But how the eight independence politicians still in prison or exile will be able to cast their votes - or operate in parliament when they're not present - is being questioned.

Mr Puigdemont's team believe he can rule from afar, via Skype, Facebook and social media if need be, although that has earned him the nickname the "hologram president" in the Spanish press.

In Barcelona, Mr Puigdemont's spokesman, Joan Maria Piqué, tells me it is perfectly plausible for him to be president remotely, and points to how Donald Trump uses Twitter as a prime source of interaction in the US.

Media caption,

Why is there a Catalan crisis?
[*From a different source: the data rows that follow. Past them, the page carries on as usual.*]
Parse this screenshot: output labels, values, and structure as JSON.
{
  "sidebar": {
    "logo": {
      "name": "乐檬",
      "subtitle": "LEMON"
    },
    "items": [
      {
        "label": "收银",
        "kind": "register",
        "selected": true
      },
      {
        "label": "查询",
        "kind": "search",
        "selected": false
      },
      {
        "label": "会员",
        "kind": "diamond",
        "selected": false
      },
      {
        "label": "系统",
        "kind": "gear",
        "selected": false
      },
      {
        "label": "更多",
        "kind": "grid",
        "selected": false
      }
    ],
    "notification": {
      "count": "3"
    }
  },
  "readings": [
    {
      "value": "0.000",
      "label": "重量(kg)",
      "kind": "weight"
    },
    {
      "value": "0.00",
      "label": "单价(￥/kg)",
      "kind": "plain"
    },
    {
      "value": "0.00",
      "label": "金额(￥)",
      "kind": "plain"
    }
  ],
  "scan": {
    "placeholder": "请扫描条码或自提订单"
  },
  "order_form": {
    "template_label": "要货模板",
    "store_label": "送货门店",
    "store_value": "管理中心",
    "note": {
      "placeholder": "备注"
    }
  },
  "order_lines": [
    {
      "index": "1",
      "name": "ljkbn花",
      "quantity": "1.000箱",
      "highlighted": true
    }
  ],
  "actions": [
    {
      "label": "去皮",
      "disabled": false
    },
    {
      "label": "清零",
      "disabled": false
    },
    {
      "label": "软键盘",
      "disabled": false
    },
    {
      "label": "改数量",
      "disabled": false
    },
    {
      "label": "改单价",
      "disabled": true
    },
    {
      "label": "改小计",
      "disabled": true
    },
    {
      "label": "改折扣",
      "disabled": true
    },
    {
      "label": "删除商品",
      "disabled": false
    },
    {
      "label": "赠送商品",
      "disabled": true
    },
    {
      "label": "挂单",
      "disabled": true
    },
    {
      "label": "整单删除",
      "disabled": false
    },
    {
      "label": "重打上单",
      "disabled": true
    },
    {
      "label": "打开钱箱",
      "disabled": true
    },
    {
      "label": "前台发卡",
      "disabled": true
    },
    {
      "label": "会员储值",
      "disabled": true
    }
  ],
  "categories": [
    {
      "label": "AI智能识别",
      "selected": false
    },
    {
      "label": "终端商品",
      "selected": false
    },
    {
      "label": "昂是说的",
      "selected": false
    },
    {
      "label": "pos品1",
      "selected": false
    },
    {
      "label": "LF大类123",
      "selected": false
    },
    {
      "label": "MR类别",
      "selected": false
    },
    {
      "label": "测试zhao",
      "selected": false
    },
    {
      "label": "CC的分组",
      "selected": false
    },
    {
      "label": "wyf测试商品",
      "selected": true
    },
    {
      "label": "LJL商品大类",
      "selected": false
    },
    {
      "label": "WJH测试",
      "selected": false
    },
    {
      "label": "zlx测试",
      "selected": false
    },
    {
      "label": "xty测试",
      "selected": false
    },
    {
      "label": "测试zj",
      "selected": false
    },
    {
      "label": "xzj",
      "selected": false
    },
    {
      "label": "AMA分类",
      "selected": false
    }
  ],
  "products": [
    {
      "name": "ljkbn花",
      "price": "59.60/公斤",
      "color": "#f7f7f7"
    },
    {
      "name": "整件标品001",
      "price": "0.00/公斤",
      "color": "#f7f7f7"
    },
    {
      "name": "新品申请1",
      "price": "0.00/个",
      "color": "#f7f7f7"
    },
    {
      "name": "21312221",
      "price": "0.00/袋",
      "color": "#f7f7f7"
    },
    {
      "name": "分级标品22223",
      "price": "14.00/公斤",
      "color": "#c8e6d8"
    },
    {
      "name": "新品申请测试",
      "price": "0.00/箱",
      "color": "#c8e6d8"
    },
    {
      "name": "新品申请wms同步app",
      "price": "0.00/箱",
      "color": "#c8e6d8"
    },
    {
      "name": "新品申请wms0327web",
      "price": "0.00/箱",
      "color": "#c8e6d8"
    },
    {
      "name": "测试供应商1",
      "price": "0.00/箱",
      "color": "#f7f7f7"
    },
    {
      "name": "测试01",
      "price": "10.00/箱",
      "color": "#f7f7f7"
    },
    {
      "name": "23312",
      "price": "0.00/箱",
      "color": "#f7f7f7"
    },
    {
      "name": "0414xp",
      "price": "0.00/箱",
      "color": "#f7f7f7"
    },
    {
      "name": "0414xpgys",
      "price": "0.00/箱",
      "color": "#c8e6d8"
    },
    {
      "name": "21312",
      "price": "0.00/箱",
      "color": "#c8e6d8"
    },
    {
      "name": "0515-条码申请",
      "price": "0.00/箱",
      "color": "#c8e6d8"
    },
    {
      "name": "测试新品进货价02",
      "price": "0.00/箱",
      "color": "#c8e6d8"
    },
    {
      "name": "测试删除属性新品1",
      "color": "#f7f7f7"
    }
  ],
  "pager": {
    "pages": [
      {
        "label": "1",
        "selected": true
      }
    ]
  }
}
The answer is in its past, as Europe correspondent Gavin Lee explains

There has been a warning this week from Spain's Prime Minister, Mariano Rajoy, who says that any attempt to inaugurate Mr Puigdemont will lead to the continuation of emergency rule by Madrid.

Lawyers for the Catalan parliament council, an advisory body, have also said it would not be legal or within the Spanish constitution to allow for a president in exile.

Joan Maria Piqué dismisses both of these claims, and states that Mr Rajoy has no power to prevent a Puigdemont presidency.

In Madrid, a spokesman for the Partido Popular, Spain's governing party, tells me the situation has gone "from an independence crisis to a political farce". Ramón García says the Spanish government believes any political return for Carles Puigdemont will have to be decided by the Spanish Constitutional Court, and that it is likely to immediately suspend the decision to elect him while it investigates the legal possibility of remote rule.

After the Catalan board of seven MPs has assembled today, it has two weeks to nominate its president.

In contrast to the sound and fury of the recent months of protest and political discontent, it appears calm, for now, as the next more formal stage of the crisis plays out.